I absolutely love this song by Ginny Owens. It expresses exactly how I feel about authentic evangelism. It isn't about a sales pitch or winning a debate or debunking someone else's religious views. It's about sharing stories about a real relationship and how it has changed me and saved me, and is continuing to do so. It's about offering a better way to live - it's pointing to life at its fullest. The idea of evangelism used to scare me, because I feared awkwardness and rejection and failure. But I don't fear that anymore; I have nothing to lose, because all I have to do is share the story God is writing in my life. And it's an epic tale of "true love and high adventure!" - one that I am excited to share and people want to hear. It is not my job to convince and convert... it is my job to sow seeds, shake salt, and shine light. Jesus will use my story and the evidence of his love, joy, peace and hope in my life to accomplish his good purpose.

You know what else is amazing? The more I tell my story, the more excited I get about following Jesus... the more I fall in love with Him.

Sunday, April 24, 2011

"Use Your Sanctified Imagination!"

All week, I've been pondering the question, "What did people do on that first Easter Sunday, after they found the tomb empty?" When I did a survey of my Fort Wayne friends, the general consensus was, "They were 'freaking out' in hiding." Which is quite probable, I'm sure. But what did that look like? Did they nervously rock back and forth in a corner, or did they work on a jigsaw puzzle to try to get their minds off their troubles? Did they escape to coloring books and 25 shades of Crayola blue? Did they eat or fast? Did they talk or cry or sing or sleep? They were together, right? So did they lean on each other or avoid eye contact?

This morning Kelsey and I went to a small church that reminded us both of our home churches. And do you know how they celebrated Easter? They had a baptism service in which about ten people shared their testimonies, declared their faith and commitment to Christ, and were dunked in chilly water. And it hit me that that could have been how some people spent that first Easter Sunday.

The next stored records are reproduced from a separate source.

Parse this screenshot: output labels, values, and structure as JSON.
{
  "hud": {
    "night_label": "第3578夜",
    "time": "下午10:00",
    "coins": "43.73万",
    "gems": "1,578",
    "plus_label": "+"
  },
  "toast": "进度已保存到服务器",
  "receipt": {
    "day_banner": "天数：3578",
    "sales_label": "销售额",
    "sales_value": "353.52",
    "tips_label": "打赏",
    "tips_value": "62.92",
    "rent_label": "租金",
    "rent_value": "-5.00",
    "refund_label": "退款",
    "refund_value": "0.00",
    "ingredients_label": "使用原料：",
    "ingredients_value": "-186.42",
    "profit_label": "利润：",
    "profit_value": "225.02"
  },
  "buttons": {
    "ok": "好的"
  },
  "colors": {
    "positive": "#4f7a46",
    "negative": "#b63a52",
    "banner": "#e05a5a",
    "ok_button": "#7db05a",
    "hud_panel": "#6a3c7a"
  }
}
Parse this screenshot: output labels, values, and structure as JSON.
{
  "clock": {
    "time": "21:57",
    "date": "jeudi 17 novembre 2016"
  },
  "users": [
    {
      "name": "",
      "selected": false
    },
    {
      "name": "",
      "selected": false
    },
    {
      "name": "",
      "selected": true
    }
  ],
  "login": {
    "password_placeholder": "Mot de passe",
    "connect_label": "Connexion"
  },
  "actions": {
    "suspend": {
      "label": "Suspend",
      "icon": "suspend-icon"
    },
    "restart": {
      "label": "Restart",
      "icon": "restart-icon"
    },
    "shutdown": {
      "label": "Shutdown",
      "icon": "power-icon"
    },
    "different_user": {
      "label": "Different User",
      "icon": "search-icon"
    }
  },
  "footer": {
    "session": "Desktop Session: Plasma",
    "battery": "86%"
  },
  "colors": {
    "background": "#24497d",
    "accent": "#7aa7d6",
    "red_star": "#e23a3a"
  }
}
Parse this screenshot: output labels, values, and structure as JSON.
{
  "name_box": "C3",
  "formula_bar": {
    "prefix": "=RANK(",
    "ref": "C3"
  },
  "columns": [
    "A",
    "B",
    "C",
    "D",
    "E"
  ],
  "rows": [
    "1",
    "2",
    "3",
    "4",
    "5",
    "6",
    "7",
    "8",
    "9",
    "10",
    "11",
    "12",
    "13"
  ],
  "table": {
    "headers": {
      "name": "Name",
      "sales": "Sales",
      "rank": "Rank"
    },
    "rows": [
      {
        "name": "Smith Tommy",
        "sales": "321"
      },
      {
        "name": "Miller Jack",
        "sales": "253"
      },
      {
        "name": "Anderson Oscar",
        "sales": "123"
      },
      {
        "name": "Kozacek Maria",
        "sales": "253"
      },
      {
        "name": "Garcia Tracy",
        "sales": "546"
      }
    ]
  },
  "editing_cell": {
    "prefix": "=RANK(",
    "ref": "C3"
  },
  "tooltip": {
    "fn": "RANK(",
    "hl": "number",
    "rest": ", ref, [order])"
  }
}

One person I am thinking of is Mary Magdalene. She saw the empty tomb, she heard the angels' news, she turned around and saw - saw - Jesus. She knew... she couldn't doubt it. So she may have "freaked out" and hid, but not out of fear and doubt. I bet she was bursting with joy and had a hard time containing it.

The pastor this morning told us to "use our sanctified imaginations." So I did. I imagine that Mary got all her girl friends together - the ones who had all those perfumes that they were going to use on Jesus - and they cooked and ate delicious food, for the first time in three days. And they sat around the table telling stories - stories about how they met Jesus and incredible moments they had with Him, when he taught them something powerful or when they saw him do something amazing or when they just felt peace and joy in his presence as they rested together after an exciting day of ministry. I'll bet the stories and memories just bubbled over - not like they do at a funeral, but more like at a family reunion.

So to celebrate Easter, Kelsey and I did that today. After the service, we went out for a nice lunch together and savored some of our favorite foods, then we can home and had a painting party with the theme "Sanctified Imagination." All the while we told stories about our own encounters with Jesus - the ways he has spoken to us and worked in our lives. "Testimony" has become a very complex and meaningful word for me, because I see God building his testimony of faithfulness and hope in my life more and more as I walk with him. It's a beautifully woven story, and it's exciting when I get to share parts of it sometimes, like today with Kelsey or the other day with Shannon or last week with Kathryn... because then they share parts of their story with me, and we both see the awesomeness of God  more clearly and understand the community we have as a fellowship of believers in Christ more fully, and God receives all the glory.

What's your story? What are your encounters with Christ? How has he healed you and changed you? Share it with someone today. It is because He is ALIVE that you have that story to tell!